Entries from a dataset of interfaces
++++++++

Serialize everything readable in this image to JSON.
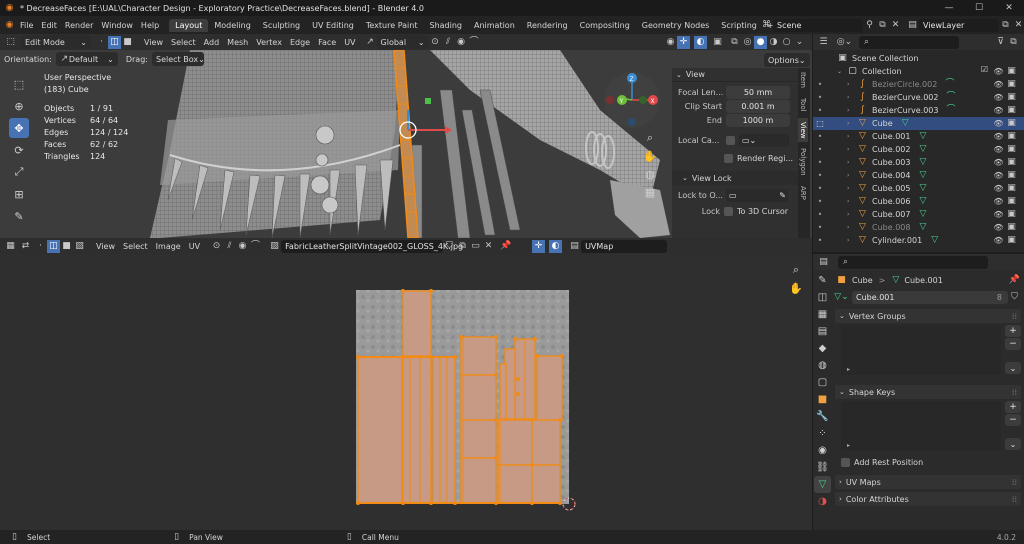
{
  "titlebar": {
    "title": "* DecreaseFaces [E:\\UAL\\Character Design - Exploratory Practice\\DecreaseFaces.blend] - Blender 4.0"
  },
  "menu": [
    "File",
    "Edit",
    "Render",
    "Window",
    "Help"
  ],
  "workspaces": [
    "Layout",
    "Modeling",
    "Sculpting",
    "UV Editing",
    "Texture Paint",
    "Shading",
    "Animation",
    "Rendering",
    "Compositing",
    "Geometry Nodes",
    "Scripting"
  ],
  "add_workspace": "+",
  "scene": {
    "label": "Scene"
  },
  "view_layer": {
    "label": "ViewLayer"
  },
  "viewport": {
    "mode": "Edit Mode",
    "menus": [
      "View",
      "Select",
      "Add",
      "Mesh",
      "Vertex",
      "Edge",
      "Face",
      "UV"
    ],
    "transform_space": "Global",
    "orientation_label": "Orientation:",
    "orientation_value": "Default",
    "drag_label": "Drag:",
    "drag_value": "Select Box",
    "options": "Options",
    "axes": {
      "x": "X",
      "y": "Y",
      "z": "Z"
    },
    "overlay_info": {
      "view_name": "User Perspective",
      "object_name": "(183) Cube",
      "stats": [
        {
          "label": "Objects",
          "value": "1 / 91"
        },
        {
          "label": "Vertices",
          "value": "64 / 64"
        },
        {
          "label": "Edges",
          "value": "124 / 124"
        },
        {
          "label": "Faces",
          "value": "62 / 62"
        },
        {
          "label": "Triangles",
          "value": "124"
        }
      ]
    }
  },
  "n_panel": {
    "view_header": "View",
    "focal_length_label": "Focal Len...",
    "focal_length_value": "50 mm",
    "clip_start_label": "Clip Start",
    "clip_start_value": "0.001 m",
    "clip_end_label": "End",
    "clip_end_value": "1000 m",
    "local_camera_label": "Local Ca...",
    "render_region_label": "Render Regi...",
    "view_lock_header": "View Lock",
    "lock_to_object_label": "Lock to O...",
    "lock_label": "Lock",
    "lock_to_cursor": "To 3D Cursor",
    "tabs": [
      "Item",
      "Tool",
      "View",
      "Polygon",
      "ARP"
    ]
  },
  "outliner": {
    "rows": [
      {
        "name": "Scene Collection",
        "kind": "scene",
        "indent": 0
      },
      {
        "name": "Collection",
        "kind": "collection",
        "indent": 1,
        "checked": true
      },
      {
        "name": "BezierCircle.002",
        "kind": "curve",
        "indent": 2,
        "dim": true
      },
      {
        "name": "BezierCurve.002",
        "kind": "curve",
        "indent": 2
      },
      {
        "name": "BezierCurve.003",
        "kind": "curve",
        "indent": 2
      },
      {
        "name": "Cube",
        "kind": "mesh",
        "indent": 2,
        "selected": true
      },
      {
        "name": "Cube.001",
        "kind": "mesh",
        "indent": 2
      },
      {
        "name": "Cube.002",
        "kind": "mesh",
        "indent": 2
      },
      {
        "name": "Cube.003",
        "kind": "mesh",
        "indent": 2
      },
      {
        "name": "Cube.004",
        "kind": "mesh",
        "indent": 2
      },
      {
        "name": "Cube.005",
        "kind": "mesh",
        "indent": 2
      },
      {
        "name": "Cube.006",
        "kind": "mesh",
        "indent": 2
      },
      {
        "name": "Cube.007",
        "kind": "mesh",
        "indent": 2
      },
      {
        "name": "Cube.008",
        "kind": "mesh",
        "indent": 2,
        "dim": true
      },
      {
        "name": "Cylinder.001",
        "kind": "mesh",
        "indent": 2
      }
    ]
  },
  "uv_editor": {
    "menus": [
      "View",
      "Select",
      "Image",
      "UV"
    ],
    "image_name": "FabricLeatherSplitVintage002_GLOSS_4K.jpg",
    "uv_map": "UVMap"
  },
  "properties": {
    "breadcrumb_object": "Cube",
    "breadcrumb_sep": ">",
    "breadcrumb_data": "Cube.001",
    "mesh_name": "Cube.001",
    "mesh_users": "8",
    "vertex_groups": "Vertex Groups",
    "shape_keys": "Shape Keys",
    "add_rest_position": "Add Rest Position",
    "uv_maps": "UV Maps",
    "color_attributes": "Color Attributes"
  },
  "statusbar": {
    "select": "Select",
    "pan_view": "Pan View",
    "call_menu": "Call Menu",
    "version": "4.0.2"
  },
  "colors": {
    "accent": "#4772b3",
    "orange_select": "#f28a14",
    "mesh_icon": "#f0a040",
    "data_icon": "#44d18b"
  }
}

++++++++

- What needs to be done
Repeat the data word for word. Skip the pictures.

- Exercise solution
Serialize everything readable in this image to JSON.
{
  "titlebar": {
    "title": "* DecreaseFaces [E:\\UAL\\Character Design - Exploratory Practice\\DecreaseFaces.blend] - Blender 4.0"
  },
  "menu": [
    "File",
    "Edit",
    "Render",
    "Window",
    "Help"
  ],
  "workspaces": [
    "Layout",
    "Modeling",
    "Sculpting",
    "UV Editing",
    "Texture Paint",
    "Shading",
    "Animation",
    "Rendering",
    "Compositing",
    "Geometry Nodes",
    "Scripting"
  ],
  "add_workspace": "+",
  "scene": {
    "label": "Scene"
  },
  "view_layer": {
    "label": "ViewLayer"
  },
  "viewport": {
    "mode": "Edit Mode",
    "menus": [
      "View",
      "Select",
      "Add",
      "Mesh",
      "Vertex",
      "Edge",
      "Face",
      "UV"
    ],
    "transform_space": "Global",
    "orientation_label": "Orientation:",
    "orientation_value": "Default",
    "drag_label": "Drag:",
    "drag_value": "Select Box",
    "options": "Options",
    "axes": {
      "x": "X",
      "y": "Y",
      "z": "Z"
    },
    "overlay_info": {
      "view_name": "User Perspective",
      "object_name": "(183) Cube",
      "stats": [
        {
          "label": "Objects",
          "value": "1 / 91"
        },
        {
          "label": "Vertices",
          "value": "64 / 64"
        },
        {
          "label": "Edges",
          "value": "124 / 124"
        },
        {
          "label": "Faces",
          "value": "62 / 62"
        },
        {
          "label": "Triangles",
          "value": "124"
        }
      ]
    }
  },
  "n_panel": {
    "view_header": "View",
    "focal_length_label": "Focal Len...",
    "focal_length_value": "50 mm",
    "clip_start_label": "Clip Start",
    "clip_start_value": "0.001 m",
    "clip_end_label": "End",
    "clip_end_value": "1000 m",
    "local_camera_label": "Local Ca...",
    "render_region_label": "Render Regi...",
    "view_lock_header": "View Lock",
    "lock_to_object_label": "Lock to O...",
    "lock_label": "Lock",
    "lock_to_cursor": "To 3D Cursor",
    "tabs": [
      "Item",
      "Tool",
      "View",
      "Polygon",
      "ARP"
    ]
  },
  "outliner": {
    "rows": [
      {
        "name": "Scene Collection",
        "kind": "scene",
        "indent": 0
      },
      {
        "name": "Collection",
        "kind": "collection",
        "indent": 1,
        "checked": true
      },
      {
        "name": "BezierCircle.002",
        "kind": "curve",
        "indent": 2,
        "dim": true
      },
      {
        "name": "BezierCurve.002",
        "kind": "curve",
        "indent": 2
      },
      {
        "name": "BezierCurve.003",
        "kind": "curve",
        "indent": 2
      },
      {
        "name": "Cube",
        "kind": "mesh",
        "indent": 2,
        "selected": true
      },
      {
        "name": "Cube.001",
        "kind": "mesh",
        "indent": 2
      },
      {
        "name": "Cube.002",
        "kind": "mesh",
        "indent": 2
      },
      {
        "name": "Cube.003",
        "kind": "mesh",
        "indent": 2
      },
      {
        "name": "Cube.004",
        "kind": "mesh",
        "indent": 2
      },
      {
        "name": "Cube.005",
        "kind": "mesh",
        "indent": 2
      },
      {
        "name": "Cube.006",
        "kind": "mesh",
        "indent": 2
      },
      {
        "name": "Cube.007",
        "kind": "mesh",
        "indent": 2
      },
      {
        "name": "Cube.008",
        "kind": "mesh",
        "indent": 2,
        "dim": true
      },
      {
        "name": "Cylinder.001",
        "kind": "mesh",
        "indent": 2
      }
    ]
  },
  "uv_editor": {
    "menus": [
      "View",
      "Select",
      "Image",
      "UV"
    ],
    "image_name": "FabricLeatherSplitVintage002_GLOSS_4K.jpg",
    "uv_map": "UVMap"
  },
  "properties": {
    "breadcrumb_object": "Cube",
    "breadcrumb_sep": ">",
    "breadcrumb_data": "Cube.001",
    "mesh_name": "Cube.001",
    "mesh_users": "8",
    "vertex_groups": "Vertex Groups",
    "shape_keys": "Shape Keys",
    "add_rest_position": "Add Rest Position",
    "uv_maps": "UV Maps",
    "color_attributes": "Color Attributes"
  },
  "statusbar": {
    "select": "Select",
    "pan_view": "Pan View",
    "call_menu": "Call Menu",
    "version": "4.0.2"
  },
  "colors": {
    "accent": "#4772b3",
    "orange_select": "#f28a14",
    "mesh_icon": "#f0a040",
    "data_icon": "#44d18b"
  }
}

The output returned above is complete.